To put it simply, Dr Joshua Bennett’s voices resonates. As an admirer of his poetry, my admiration for spoken word poetry has been heightened and has allowed me to invoke a poetic voice within myself, I never knew existed. ‘Algorithm & Blues’ and ‘The Sobbing School’ have become my most treasured collections of poetry. Through these racially charged anthologies, Joshua reflects the youth and their challenges at school and the workplace in light of being black in America. His delivery not only echoes the astonishing beauty of language, but he is also able to convey clarity, personality and powerful messages in his words. Many can strongly identify with his working-class family background but also his passionate voice, his intriguing stories, and his New York vision. As a black African, I feel his work is notable and current in light of police brutality, but also culturally I feel his work is able to respond to other types of discrimination.
To say I am an admirer of Dr Joshua Bennett, would be an understatement. In my eyes, he is crucial to poetry and vital to young black readers. He is most definitely notable and a force to be reckoned with. His work thus far has changed me; influencing my daily writing and moving me beyond words. Dr Bennett has affected me greatly since that first night I watched his spoken word poetry online. Due to his inspiration, I went on to study a masters in English and Creative Writing and write poetry of my own. In my personal statement when applying, I wrote with his work and voice in mind.
”I’d like to take my writing to a critical place; a place where through honoring myself, I’m able to create work with the potential to change the perceptions of every form of me. Be that for women, Somalis, Black and African people, Muslims and twenty-somethings. I write for my love of the process, the craft and the contentment it brings me. My great joy derives from reading the work of writers who rouse something in me, the ones whose names I can never forget. Staying true to my childhood self (who was a dreamer), I intend to make myself proud by creating work others can love just as I have. My primary responsibility is to write with a sense of vulnerability and at times a reckless imagination so that I may make my work, to a stranger, worth remembering.”
Joshua Bennett greatly opened my eyes to the use of language. Through his work, I’ve been washed over with the creativity of poetry, viewing blackness as a study and of believing in my own vision, my words and life events now becoming art. He has the power to show young black people, wherever they reside, that they too can become a doctor. They too can choose to not be a stereotype or a statistic and are able to use their life experience on the page. Through his inspiration, they can excel, educate themselves and dream big.

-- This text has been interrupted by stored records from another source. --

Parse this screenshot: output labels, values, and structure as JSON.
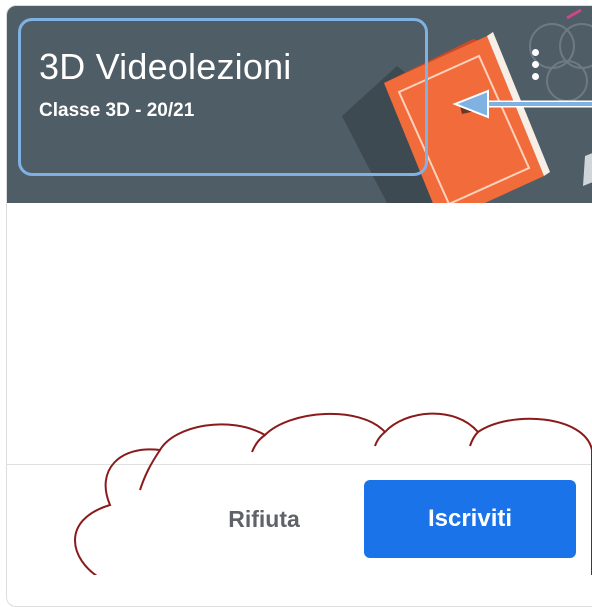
{
  "card": {
    "title": "3D Videolezioni",
    "subtitle": "Classe 3D - 20/21",
    "more_icon": "more-vert-icon",
    "illustration": "book-illustration",
    "reject_label": "Rifiuta",
    "join_label": "Iscriviti"
  },
  "colors": {
    "banner": "#4f5d66",
    "accent": "#1a73e8",
    "annotation_box": "#7fb2e3",
    "annotation_cloud": "#8b1a1a",
    "book": "#f26b3a"
  }
}
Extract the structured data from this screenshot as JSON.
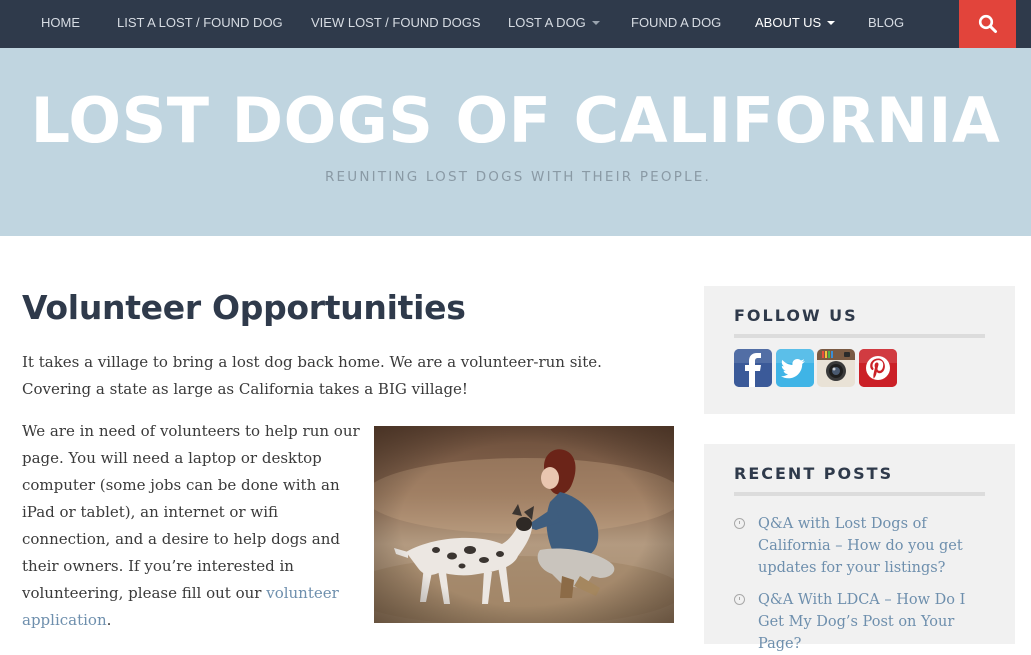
{
  "nav": {
    "items": [
      {
        "label": "HOME"
      },
      {
        "label": "LIST A LOST / FOUND DOG"
      },
      {
        "label": "VIEW LOST / FOUND DOGS"
      },
      {
        "label": "LOST A DOG"
      },
      {
        "label": "FOUND A DOG"
      },
      {
        "label": "ABOUT US"
      },
      {
        "label": "BLOG"
      }
    ],
    "search_icon": "search-icon"
  },
  "header": {
    "title": "LOST DOGS OF CALIFORNIA",
    "tagline": "REUNITING LOST DOGS WITH THEIR PEOPLE."
  },
  "main": {
    "title": "Volunteer Opportunities",
    "paragraph1": "It takes a village to bring a lost dog back home. We are a volunteer-run site. Covering a state as large as California takes a BIG village!",
    "paragraph2_text": "We are in need of volunteers to help run our page. You will need a laptop or desktop computer (some jobs can be done with an iPad or tablet), an internet or wifi connection, and a desire to help dogs and their owners. If you’re interested in volunteering, please fill out our ",
    "paragraph2_link": "volunteer application",
    "paragraph2_end": "."
  },
  "sidebar": {
    "follow_title": "FOLLOW US",
    "social_icons": [
      "facebook-icon",
      "twitter-icon",
      "instagram-icon",
      "pinterest-icon"
    ],
    "recent_title": "RECENT POSTS",
    "posts": [
      {
        "title": "Q&A with Lost Dogs of California – How do you get updates for your listings?"
      },
      {
        "title": "Q&A With LDCA – How Do I Get My Dog’s Post on Your Page?"
      }
    ]
  },
  "colors": {
    "nav_bg": "#2f3a4b",
    "search_bg": "#e2443b",
    "header_bg": "#c0d5e0",
    "link": "#6e8fad",
    "widget_bg": "#f1f1f1"
  }
}
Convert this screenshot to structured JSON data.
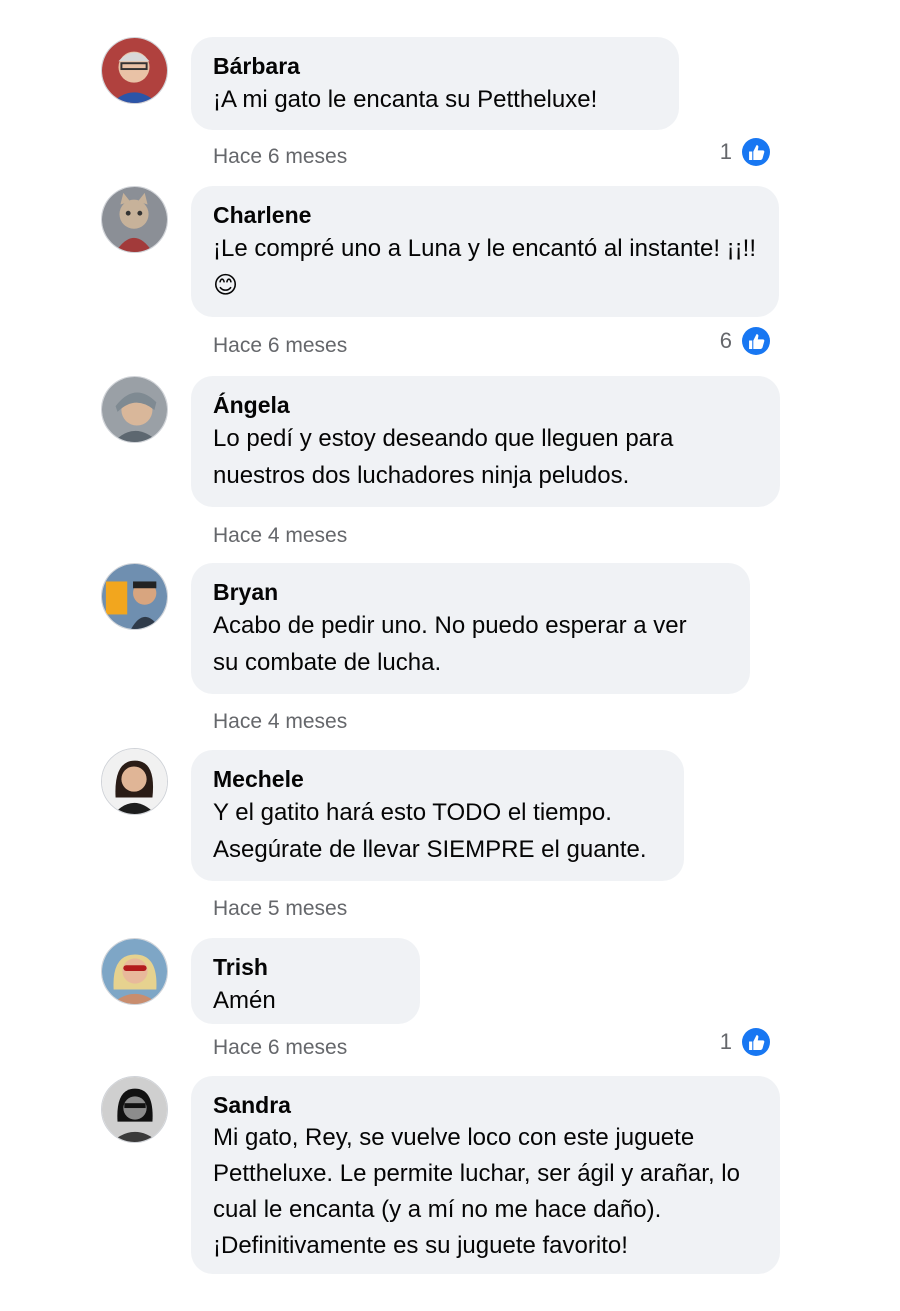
{
  "comments": [
    {
      "author": "Bárbara",
      "text": "¡A mi gato le encanta su Pettheluxe!",
      "time": "Hace 6 meses",
      "likes": "1"
    },
    {
      "author": "Charlene",
      "text": "¡Le compré uno a Luna y le encantó al instante! ¡¡!!😊",
      "time": "Hace 6 meses",
      "likes": "6"
    },
    {
      "author": "Ángela",
      "text": "Lo pedí y estoy deseando que lleguen para nuestros dos luchadores ninja peludos.",
      "time": "Hace 4 meses",
      "likes": ""
    },
    {
      "author": "Bryan",
      "text": "Acabo de pedir uno. No puedo esperar a ver su combate de lucha.",
      "time": "Hace 4 meses",
      "likes": ""
    },
    {
      "author": "Mechele",
      "text": "Y el gatito hará esto TODO el tiempo. Asegúrate de llevar SIEMPRE el guante.",
      "time": "Hace 5 meses",
      "likes": ""
    },
    {
      "author": "Trish",
      "text": "Amén",
      "time": "Hace 6 meses",
      "likes": "1"
    },
    {
      "author": "Sandra",
      "text": "Mi gato, Rey, se vuelve loco con este juguete Pettheluxe. Le permite luchar, ser ágil y arañar, lo cual le encanta (y a mí no me hace daño). ¡Definitivamente es su juguete favorito!",
      "time": "",
      "likes": ""
    }
  ],
  "icons": {
    "like": "thumbs-up-icon"
  },
  "colors": {
    "like_blue": "#1877f2",
    "bubble_bg": "#f0f2f5",
    "meta_gray": "#65676b"
  }
}
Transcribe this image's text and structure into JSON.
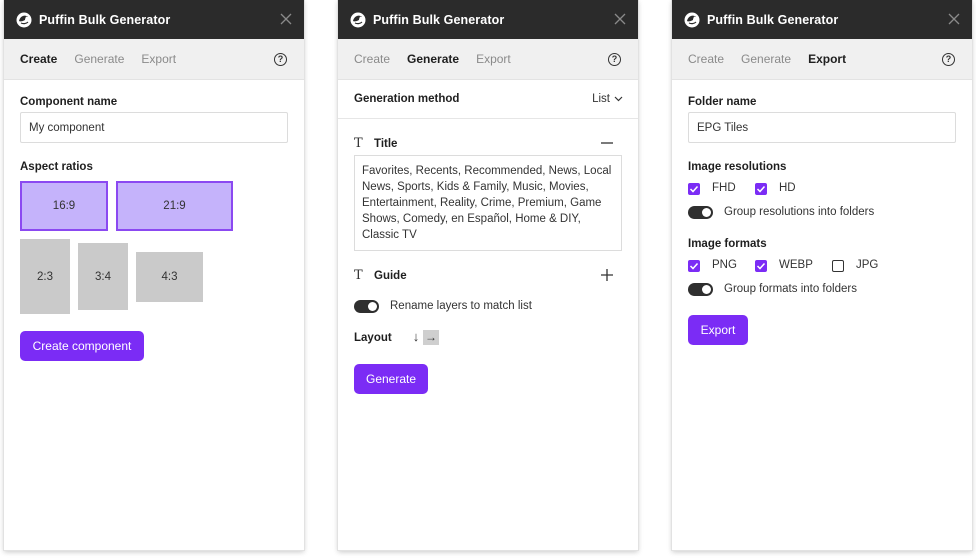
{
  "app": {
    "title": "Puffin Bulk Generator"
  },
  "tabs": [
    "Create",
    "Generate",
    "Export"
  ],
  "help_label": "?",
  "colors": {
    "accent": "#7b2cf5",
    "titlebar": "#2b2b2b",
    "ratio_selected": "#c5b3fb",
    "ratio_plain": "#cacaca"
  },
  "icons": {
    "logo": "puffin-logo-icon",
    "close": "close-icon",
    "help": "help-icon"
  },
  "create": {
    "component_name_label": "Component name",
    "component_name_value": "My component",
    "aspect_ratios_label": "Aspect ratios",
    "ratios": [
      {
        "label": "16:9",
        "selected": true
      },
      {
        "label": "21:9",
        "selected": true
      },
      {
        "label": "2:3",
        "selected": false
      },
      {
        "label": "3:4",
        "selected": false
      },
      {
        "label": "4:3",
        "selected": false
      }
    ],
    "create_button": "Create component"
  },
  "generate": {
    "method_label": "Generation method",
    "method_value": "List",
    "title_section": "Title",
    "title_list": "Favorites, Recents, Recommended, News, Local News, Sports, Kids & Family, Music, Movies, Entertainment, Reality, Crime, Premium, Game Shows, Comedy, en Español, Home & DIY, Classic TV",
    "guide_section": "Guide",
    "rename_layers_label": "Rename layers to match list",
    "rename_layers_on": true,
    "layout_label": "Layout",
    "layout_vertical": "↓",
    "layout_horizontal": "→",
    "layout_selected": "horizontal",
    "generate_button": "Generate"
  },
  "export": {
    "folder_name_label": "Folder name",
    "folder_name_value": "EPG Tiles",
    "resolutions_label": "Image resolutions",
    "resolutions": [
      {
        "label": "FHD",
        "checked": true
      },
      {
        "label": "HD",
        "checked": true
      }
    ],
    "group_resolutions_label": "Group resolutions into folders",
    "group_resolutions_on": true,
    "formats_label": "Image formats",
    "formats": [
      {
        "label": "PNG",
        "checked": true
      },
      {
        "label": "WEBP",
        "checked": true
      },
      {
        "label": "JPG",
        "checked": false
      }
    ],
    "group_formats_label": "Group formats into folders",
    "group_formats_on": true,
    "export_button": "Export"
  }
}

I’m sure there are people out there with their own stories on how they discovered Joshua Bennett’s greatness. Comments on countless videos begging for written lyrics of his poems, requesting for more or simply showing him love. I’m the most intrigued by his mind. I’d like to read what he reads, understand his vision even more and watch his career soar to whichever plateau it takes him.
If you ever read this Dr Bennett, I’d like you to know you are one of my heroes and you have made a change in someone. You are so important not only to me, but to poetry.